An investigation into Facebook's billion-dollar acquisition of photo-sharing Instagram could mean the deal is not sealed for up to a year.
America's Federal Trade Commission (FTC) has launched the investigation and has started collecting information on Instagram.
The FTC is the consumer watchdog in the US and also regulates competition, similar to the Commerce Commission in New Zealand.
Investigations like the one the Commission has started are routine for any deal worth more than $US66 million and could take from six months to a year to finish.
But Facebook still expects to close the deal by the end of June - something policy director David Balto said is "terrifically optimistic".
Experts in competition expect the merger will be approved, but also forsee a high degree of scrutiny because of the companies' high profile and the steep price Facebook paid for the company.
Professor Mark Lemley from Stanford Law School thinks the Commission will want to take its time investigating the market and other players.
"And there may be more parties with an interest in submitting information."
Another analyst, Alan Webber, said if the Commission does not "dig too deep", it could be finished by Facebook's ambitious deadline.
But Webber said "I don't think that's likely".
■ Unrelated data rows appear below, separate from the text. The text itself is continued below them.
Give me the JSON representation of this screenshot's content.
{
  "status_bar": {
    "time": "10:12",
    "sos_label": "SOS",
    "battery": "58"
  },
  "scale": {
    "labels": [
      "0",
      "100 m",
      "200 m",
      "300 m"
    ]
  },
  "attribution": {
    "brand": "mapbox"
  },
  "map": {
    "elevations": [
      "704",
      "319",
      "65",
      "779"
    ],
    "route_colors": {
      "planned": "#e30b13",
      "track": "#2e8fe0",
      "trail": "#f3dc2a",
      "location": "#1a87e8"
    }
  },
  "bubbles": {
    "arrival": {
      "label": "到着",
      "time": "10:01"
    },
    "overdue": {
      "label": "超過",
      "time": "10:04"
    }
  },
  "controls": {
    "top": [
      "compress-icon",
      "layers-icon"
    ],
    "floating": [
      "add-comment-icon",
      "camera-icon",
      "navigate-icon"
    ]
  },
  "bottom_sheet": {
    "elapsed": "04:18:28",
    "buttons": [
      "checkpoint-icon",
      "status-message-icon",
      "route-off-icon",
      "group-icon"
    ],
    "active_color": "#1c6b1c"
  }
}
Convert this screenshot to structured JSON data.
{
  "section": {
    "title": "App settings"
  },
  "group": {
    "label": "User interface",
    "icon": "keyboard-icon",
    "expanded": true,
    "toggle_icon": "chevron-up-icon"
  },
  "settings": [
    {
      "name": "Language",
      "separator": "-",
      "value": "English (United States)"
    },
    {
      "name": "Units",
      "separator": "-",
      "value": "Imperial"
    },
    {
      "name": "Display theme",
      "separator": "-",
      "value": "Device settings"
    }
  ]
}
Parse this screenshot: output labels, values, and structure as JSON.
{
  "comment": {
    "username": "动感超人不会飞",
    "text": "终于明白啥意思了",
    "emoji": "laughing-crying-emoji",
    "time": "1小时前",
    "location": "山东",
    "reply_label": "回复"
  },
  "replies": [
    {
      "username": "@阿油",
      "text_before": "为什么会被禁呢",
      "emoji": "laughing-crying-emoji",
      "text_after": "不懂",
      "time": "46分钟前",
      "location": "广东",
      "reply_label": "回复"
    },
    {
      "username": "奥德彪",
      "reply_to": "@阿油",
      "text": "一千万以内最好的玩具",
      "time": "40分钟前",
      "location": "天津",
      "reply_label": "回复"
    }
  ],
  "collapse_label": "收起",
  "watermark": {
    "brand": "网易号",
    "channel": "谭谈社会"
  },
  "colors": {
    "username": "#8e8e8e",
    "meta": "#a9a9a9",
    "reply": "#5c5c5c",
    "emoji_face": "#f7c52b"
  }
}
Facebook has said it would pay Instagram a $US200 million
termination fee if governmental authorities stopped the deal from